Pupils will be able to re-take assessments tests if they are deemed not secure in that particular skill. Obviously the more effort they put into their class work, homework and revision, the better they will do in the skills tests. 

At St Martin’s School we offer two options for study at A-level Mathematics and Further Mathematics. If the Further Mathematics course is studied, then the student will have double the teaching time and will gain both the Mathematics and Further Mathematics A-levels. The new Mathematics and Further Mathematics A-level courses are taught from September 2017 and have their first examinations in summer 2019.

Below is a brief outline of the branches of mathematics that are studied over the two years.  Further mathematics students must learn all of the content below:

Maths A-Level

First Year
Pure Maths 1
Statistics 1 and 2

Second Year
Pure Maths 2
Mechanics 1 and 2 

Further Maths A-Level

First Year
FM Pure 1

Second Year
FM Pure 2
Second option under discussion


Past papers and additional resources can be accessed by the students on the I:drive.

We have high expectations of our AS and A2 students and some of these are:

  • Hand in all homework on time and completed with help from after school and lunchtime clubs (the students are informed of these in September).
  • Turn up for all lessons on time and concentrate throughout the lesson.
  • Participate in class, asking questions and using notes in your book to help with completing tasks.
  • When absent email your teacher to catch up on all work that was completed during the lesson and copy notes from another student.
  • Work through additional exercises from the book that match with the work from the lesson.

If you wish to help your child at home we recommend several online resources that are widely used around the country.

These are the three most popular websites.

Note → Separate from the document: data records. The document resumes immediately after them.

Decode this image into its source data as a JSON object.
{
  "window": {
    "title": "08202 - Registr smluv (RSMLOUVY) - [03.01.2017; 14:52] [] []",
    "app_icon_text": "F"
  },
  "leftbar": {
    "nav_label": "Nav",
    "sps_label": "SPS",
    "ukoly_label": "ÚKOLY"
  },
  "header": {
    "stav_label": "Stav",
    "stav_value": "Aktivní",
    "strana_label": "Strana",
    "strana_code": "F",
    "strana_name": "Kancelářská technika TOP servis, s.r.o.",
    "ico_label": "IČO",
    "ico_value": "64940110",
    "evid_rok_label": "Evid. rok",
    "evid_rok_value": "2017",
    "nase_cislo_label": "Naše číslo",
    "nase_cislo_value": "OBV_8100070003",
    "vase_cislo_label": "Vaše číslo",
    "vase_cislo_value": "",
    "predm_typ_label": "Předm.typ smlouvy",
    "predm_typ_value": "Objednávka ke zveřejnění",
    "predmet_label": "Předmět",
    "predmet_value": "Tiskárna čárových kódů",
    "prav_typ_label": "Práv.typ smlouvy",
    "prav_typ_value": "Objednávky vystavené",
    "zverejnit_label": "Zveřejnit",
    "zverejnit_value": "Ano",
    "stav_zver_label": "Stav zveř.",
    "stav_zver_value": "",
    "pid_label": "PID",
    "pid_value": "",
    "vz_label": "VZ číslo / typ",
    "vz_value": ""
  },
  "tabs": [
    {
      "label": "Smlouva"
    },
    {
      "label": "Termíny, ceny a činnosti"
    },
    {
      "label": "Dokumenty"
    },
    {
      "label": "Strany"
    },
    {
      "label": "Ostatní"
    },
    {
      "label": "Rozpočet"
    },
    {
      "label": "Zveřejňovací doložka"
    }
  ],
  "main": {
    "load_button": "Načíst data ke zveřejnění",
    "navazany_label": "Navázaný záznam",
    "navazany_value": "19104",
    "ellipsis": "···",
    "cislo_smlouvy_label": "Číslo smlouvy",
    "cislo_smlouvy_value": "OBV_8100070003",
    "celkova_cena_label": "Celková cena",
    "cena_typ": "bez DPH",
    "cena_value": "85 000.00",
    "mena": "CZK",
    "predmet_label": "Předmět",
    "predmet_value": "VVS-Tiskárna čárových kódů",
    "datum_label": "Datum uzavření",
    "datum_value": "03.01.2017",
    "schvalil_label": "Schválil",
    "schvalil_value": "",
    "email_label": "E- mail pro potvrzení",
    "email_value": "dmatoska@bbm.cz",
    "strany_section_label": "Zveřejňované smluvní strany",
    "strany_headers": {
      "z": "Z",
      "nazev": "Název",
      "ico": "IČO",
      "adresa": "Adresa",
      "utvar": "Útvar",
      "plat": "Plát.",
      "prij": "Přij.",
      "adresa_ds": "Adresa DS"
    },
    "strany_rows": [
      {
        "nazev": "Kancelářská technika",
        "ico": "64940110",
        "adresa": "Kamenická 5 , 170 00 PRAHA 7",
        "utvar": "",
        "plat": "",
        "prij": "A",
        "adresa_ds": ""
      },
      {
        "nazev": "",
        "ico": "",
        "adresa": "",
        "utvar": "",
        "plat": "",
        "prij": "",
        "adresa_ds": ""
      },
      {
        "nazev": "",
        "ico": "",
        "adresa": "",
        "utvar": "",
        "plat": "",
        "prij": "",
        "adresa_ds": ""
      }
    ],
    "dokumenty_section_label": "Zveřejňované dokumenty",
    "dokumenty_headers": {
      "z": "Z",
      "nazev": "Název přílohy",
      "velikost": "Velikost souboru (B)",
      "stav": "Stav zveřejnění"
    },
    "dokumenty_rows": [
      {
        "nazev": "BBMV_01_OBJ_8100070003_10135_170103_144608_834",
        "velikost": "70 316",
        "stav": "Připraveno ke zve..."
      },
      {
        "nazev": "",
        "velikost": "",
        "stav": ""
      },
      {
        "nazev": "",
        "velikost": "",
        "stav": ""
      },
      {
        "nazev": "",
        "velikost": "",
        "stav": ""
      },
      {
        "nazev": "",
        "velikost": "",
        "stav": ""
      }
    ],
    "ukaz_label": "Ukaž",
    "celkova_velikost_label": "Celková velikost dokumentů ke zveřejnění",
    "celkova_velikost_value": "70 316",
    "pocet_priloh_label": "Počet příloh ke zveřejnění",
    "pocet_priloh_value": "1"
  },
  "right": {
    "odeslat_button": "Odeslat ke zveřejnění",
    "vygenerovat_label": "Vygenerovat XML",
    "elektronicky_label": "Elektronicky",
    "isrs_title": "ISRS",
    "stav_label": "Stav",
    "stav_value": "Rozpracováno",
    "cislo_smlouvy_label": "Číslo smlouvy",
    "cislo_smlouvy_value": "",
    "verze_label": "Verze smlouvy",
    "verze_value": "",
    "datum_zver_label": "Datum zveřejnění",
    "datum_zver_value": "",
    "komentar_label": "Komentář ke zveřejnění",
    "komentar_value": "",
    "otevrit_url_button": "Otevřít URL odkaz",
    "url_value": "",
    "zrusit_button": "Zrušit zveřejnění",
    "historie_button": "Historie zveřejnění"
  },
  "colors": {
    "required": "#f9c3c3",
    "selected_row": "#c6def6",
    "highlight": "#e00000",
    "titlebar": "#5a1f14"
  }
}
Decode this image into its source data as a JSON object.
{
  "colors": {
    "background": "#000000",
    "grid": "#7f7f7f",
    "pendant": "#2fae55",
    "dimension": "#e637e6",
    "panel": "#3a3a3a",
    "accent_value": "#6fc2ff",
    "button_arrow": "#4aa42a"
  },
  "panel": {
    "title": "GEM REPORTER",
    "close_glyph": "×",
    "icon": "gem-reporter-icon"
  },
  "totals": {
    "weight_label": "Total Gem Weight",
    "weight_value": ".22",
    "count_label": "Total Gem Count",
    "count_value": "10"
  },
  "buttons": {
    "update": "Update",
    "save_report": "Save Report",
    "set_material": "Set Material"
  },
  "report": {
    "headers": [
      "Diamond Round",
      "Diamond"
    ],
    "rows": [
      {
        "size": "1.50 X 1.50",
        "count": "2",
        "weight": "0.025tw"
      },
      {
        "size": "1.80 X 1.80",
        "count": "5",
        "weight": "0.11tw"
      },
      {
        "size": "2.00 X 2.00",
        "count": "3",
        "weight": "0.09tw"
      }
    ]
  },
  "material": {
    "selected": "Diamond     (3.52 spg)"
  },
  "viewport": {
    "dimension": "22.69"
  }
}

  • – Mainly for KS3 and GCSE. It contains topic videos, GCSE practice questions and 366 days worth of 5-a-day questions to keep you child practising all year round. A Level resources are now being introduced.
  • – Good for GCSE and A Level. This site requires you to sign up for a free account but has a lot of topic videos and practice questions. Your child can sign up to a revision checklist and monitor their progress.
  • - Login: martins. Password: power. Lessons are useful for a review on the topic. Homework can be ‘done for fun’ by clicking next. This is great for assessment.

Other useful websites are listed below

Useful Websites
Revision resources
Revision resources and exam questions
Revision questions
Revision notes and some exam questions
Revision powerpoints
Lots of topic practice – excellent!

The Maths E-Book of Notes and Examples
 An e-textbook covering everything important for KS3/4 maths
 GCSE maths revision